Extracted data entries

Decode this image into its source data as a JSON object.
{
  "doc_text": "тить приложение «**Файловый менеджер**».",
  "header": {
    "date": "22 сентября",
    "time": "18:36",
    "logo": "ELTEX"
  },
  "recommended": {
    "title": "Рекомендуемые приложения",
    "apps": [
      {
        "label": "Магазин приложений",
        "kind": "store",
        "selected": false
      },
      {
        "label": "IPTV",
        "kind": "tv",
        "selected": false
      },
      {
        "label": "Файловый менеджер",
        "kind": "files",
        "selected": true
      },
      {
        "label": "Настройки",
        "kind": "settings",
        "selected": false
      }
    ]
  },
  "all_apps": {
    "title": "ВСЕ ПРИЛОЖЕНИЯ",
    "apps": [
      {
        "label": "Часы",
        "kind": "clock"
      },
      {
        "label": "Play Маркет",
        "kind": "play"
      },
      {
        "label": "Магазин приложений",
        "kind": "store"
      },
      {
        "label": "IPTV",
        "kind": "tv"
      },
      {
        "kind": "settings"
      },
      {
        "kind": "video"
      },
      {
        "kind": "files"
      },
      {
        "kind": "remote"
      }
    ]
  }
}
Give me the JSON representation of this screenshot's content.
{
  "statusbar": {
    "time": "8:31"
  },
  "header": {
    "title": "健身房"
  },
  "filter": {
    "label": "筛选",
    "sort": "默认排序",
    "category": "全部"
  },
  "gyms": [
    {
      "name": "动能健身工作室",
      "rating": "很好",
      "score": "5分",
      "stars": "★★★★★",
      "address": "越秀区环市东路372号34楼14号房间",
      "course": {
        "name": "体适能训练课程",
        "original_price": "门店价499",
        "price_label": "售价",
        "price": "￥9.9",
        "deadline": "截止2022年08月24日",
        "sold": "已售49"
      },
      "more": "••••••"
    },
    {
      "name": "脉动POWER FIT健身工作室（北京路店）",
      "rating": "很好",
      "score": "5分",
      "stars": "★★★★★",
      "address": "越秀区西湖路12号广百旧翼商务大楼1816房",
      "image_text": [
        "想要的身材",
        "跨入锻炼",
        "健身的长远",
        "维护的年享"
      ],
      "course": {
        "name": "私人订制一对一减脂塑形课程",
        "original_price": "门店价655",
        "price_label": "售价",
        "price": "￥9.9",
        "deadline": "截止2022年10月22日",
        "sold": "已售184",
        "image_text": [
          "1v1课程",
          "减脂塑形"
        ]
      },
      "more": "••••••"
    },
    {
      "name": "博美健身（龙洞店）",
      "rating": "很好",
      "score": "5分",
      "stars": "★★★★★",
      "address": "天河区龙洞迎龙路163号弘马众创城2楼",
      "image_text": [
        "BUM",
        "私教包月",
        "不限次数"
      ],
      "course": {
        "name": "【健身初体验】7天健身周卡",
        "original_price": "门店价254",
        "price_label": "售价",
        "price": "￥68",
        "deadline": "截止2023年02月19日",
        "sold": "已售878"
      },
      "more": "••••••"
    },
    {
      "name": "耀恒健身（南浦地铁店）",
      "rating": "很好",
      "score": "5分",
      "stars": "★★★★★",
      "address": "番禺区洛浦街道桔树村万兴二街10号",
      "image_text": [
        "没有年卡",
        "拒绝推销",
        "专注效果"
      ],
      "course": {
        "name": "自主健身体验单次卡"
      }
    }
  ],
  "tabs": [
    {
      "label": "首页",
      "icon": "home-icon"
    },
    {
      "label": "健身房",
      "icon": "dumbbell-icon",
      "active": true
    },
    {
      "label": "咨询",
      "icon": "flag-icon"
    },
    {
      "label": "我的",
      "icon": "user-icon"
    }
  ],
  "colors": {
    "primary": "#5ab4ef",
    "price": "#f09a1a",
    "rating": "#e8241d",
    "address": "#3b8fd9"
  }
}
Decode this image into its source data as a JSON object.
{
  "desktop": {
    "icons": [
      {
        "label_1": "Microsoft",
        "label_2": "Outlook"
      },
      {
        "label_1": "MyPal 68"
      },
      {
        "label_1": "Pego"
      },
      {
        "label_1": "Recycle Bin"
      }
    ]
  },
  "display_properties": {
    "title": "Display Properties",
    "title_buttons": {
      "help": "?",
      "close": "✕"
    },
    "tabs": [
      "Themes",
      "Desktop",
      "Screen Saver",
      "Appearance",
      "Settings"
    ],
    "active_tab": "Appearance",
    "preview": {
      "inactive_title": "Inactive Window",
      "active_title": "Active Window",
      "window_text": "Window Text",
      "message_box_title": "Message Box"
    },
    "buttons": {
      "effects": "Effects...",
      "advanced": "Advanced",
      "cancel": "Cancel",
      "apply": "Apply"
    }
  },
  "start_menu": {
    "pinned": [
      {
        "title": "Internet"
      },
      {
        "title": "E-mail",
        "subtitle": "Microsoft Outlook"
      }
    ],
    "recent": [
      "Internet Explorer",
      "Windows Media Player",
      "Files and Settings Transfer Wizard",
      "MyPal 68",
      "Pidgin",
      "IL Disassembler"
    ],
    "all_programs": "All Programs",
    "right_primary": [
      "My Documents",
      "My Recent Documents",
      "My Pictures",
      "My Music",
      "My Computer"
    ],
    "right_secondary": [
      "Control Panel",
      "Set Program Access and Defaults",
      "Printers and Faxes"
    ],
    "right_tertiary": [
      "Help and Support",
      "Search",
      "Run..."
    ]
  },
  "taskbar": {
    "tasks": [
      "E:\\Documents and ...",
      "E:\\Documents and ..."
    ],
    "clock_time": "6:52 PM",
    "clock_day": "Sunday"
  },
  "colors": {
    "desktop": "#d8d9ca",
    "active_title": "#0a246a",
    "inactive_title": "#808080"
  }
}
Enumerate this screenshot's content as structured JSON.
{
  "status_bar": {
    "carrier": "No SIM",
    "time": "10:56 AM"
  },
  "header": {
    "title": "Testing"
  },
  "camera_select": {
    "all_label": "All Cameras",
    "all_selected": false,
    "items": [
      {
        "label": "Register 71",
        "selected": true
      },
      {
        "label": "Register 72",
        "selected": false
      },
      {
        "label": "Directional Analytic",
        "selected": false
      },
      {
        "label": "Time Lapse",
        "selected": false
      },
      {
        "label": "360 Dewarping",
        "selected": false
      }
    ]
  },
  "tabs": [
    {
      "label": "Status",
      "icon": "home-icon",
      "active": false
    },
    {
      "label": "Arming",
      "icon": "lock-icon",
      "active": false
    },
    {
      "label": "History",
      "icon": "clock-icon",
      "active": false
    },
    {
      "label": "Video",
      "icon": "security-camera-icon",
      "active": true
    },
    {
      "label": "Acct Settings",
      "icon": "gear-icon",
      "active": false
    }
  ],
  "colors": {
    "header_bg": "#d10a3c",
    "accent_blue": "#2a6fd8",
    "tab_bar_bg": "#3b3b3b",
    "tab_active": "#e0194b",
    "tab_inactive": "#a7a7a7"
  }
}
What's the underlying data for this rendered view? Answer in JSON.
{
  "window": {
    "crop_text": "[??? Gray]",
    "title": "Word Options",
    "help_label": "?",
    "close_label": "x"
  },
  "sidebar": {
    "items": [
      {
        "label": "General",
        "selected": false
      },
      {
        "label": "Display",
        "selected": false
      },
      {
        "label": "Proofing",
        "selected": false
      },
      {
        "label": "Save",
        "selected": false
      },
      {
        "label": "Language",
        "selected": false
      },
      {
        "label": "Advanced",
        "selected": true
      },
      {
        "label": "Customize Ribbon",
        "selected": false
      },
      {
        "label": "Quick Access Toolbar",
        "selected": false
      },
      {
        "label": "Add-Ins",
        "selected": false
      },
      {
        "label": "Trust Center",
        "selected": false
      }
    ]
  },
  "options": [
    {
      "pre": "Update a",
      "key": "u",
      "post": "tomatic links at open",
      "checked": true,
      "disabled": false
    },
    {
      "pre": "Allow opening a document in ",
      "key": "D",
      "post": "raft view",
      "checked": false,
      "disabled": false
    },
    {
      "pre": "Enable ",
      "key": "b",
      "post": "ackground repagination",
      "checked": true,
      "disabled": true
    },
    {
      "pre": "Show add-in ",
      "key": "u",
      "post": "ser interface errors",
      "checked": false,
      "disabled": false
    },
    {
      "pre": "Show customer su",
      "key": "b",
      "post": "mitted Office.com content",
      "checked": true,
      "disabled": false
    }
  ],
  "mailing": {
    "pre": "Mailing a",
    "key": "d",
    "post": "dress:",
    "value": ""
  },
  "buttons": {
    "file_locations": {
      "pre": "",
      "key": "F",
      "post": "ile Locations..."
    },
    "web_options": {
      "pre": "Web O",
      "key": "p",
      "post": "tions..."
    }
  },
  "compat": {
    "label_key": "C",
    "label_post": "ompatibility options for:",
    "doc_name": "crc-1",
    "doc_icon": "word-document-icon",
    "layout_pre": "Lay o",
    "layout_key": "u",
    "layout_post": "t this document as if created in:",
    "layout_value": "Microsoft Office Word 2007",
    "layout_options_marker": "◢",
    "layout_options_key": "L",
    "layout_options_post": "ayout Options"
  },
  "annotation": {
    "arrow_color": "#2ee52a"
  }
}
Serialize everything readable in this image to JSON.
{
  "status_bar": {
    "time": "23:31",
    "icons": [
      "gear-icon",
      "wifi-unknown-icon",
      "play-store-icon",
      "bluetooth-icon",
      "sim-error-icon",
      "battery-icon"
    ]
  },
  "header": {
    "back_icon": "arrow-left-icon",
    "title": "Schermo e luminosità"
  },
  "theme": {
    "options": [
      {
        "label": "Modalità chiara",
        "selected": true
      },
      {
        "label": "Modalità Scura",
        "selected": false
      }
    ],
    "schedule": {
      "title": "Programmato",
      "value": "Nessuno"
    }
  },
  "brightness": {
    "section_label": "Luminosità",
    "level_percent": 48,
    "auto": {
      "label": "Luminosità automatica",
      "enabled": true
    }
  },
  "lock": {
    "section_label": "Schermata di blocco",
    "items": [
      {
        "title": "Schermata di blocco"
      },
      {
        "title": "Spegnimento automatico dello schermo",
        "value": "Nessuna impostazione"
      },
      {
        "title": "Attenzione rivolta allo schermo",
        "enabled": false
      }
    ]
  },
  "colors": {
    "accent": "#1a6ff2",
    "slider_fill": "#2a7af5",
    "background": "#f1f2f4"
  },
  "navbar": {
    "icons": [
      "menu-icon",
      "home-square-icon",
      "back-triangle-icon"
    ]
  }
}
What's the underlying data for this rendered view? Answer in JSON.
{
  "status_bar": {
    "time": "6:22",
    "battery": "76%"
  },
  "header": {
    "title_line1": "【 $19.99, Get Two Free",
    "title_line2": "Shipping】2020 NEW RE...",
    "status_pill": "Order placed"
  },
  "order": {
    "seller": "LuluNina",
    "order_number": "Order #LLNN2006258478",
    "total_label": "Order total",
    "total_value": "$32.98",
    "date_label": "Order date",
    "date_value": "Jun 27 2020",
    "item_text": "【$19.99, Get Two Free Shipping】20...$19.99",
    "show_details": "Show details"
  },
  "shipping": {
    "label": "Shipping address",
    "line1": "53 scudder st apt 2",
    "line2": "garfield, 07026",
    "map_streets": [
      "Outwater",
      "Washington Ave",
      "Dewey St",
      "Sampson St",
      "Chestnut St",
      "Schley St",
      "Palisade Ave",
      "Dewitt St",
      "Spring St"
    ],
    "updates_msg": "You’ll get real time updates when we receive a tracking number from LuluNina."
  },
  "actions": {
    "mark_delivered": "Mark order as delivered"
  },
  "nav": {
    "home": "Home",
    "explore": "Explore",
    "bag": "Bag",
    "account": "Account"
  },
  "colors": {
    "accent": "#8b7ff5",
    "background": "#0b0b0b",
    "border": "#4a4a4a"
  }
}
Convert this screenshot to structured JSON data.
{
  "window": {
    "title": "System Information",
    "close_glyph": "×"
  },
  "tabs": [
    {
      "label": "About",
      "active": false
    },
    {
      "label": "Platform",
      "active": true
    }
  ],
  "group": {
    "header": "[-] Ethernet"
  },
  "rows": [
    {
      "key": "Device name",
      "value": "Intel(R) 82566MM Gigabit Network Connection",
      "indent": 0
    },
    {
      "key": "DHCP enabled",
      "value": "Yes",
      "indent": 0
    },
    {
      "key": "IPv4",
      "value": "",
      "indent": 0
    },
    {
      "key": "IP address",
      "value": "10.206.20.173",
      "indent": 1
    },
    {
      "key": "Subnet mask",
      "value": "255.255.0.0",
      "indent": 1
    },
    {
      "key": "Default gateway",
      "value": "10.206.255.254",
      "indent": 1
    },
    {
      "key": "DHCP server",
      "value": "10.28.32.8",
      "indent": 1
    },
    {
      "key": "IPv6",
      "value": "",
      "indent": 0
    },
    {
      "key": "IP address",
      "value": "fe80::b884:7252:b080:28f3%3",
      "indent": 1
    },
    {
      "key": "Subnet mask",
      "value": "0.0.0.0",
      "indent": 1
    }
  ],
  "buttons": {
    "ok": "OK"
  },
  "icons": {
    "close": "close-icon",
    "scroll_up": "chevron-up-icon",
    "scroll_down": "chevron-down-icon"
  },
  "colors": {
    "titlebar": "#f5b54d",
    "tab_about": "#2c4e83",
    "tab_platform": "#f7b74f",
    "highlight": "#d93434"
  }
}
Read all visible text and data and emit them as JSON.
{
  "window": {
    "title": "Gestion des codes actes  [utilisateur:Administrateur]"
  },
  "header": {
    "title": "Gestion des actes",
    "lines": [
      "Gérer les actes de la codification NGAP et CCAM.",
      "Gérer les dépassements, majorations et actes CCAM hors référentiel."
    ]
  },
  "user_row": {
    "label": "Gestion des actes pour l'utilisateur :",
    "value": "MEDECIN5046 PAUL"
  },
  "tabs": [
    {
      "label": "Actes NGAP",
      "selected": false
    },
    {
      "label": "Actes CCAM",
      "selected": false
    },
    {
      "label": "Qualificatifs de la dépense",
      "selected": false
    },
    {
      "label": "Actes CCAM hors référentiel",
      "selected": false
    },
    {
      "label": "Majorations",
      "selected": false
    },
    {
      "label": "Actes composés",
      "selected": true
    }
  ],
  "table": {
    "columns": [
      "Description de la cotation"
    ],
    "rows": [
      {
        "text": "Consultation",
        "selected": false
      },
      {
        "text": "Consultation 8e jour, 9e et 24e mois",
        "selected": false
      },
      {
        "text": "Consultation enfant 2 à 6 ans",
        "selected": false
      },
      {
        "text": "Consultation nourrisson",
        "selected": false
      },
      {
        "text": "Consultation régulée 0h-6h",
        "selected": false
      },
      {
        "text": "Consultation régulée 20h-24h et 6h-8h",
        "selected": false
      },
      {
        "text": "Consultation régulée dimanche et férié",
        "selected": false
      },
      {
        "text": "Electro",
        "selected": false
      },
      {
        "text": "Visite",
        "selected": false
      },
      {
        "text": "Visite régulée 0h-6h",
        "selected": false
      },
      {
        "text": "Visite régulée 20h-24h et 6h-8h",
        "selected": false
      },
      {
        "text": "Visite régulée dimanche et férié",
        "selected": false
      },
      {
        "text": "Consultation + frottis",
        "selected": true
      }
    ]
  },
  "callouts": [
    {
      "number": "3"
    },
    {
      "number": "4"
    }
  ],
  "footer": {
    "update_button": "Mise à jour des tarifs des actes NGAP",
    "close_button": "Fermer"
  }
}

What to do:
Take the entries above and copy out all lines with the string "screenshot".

Response area:
Give me the JSON representation of this screenshot's content.
Enumerate this screenshot's content as structured JSON.
Convert this screenshot to structured JSON data.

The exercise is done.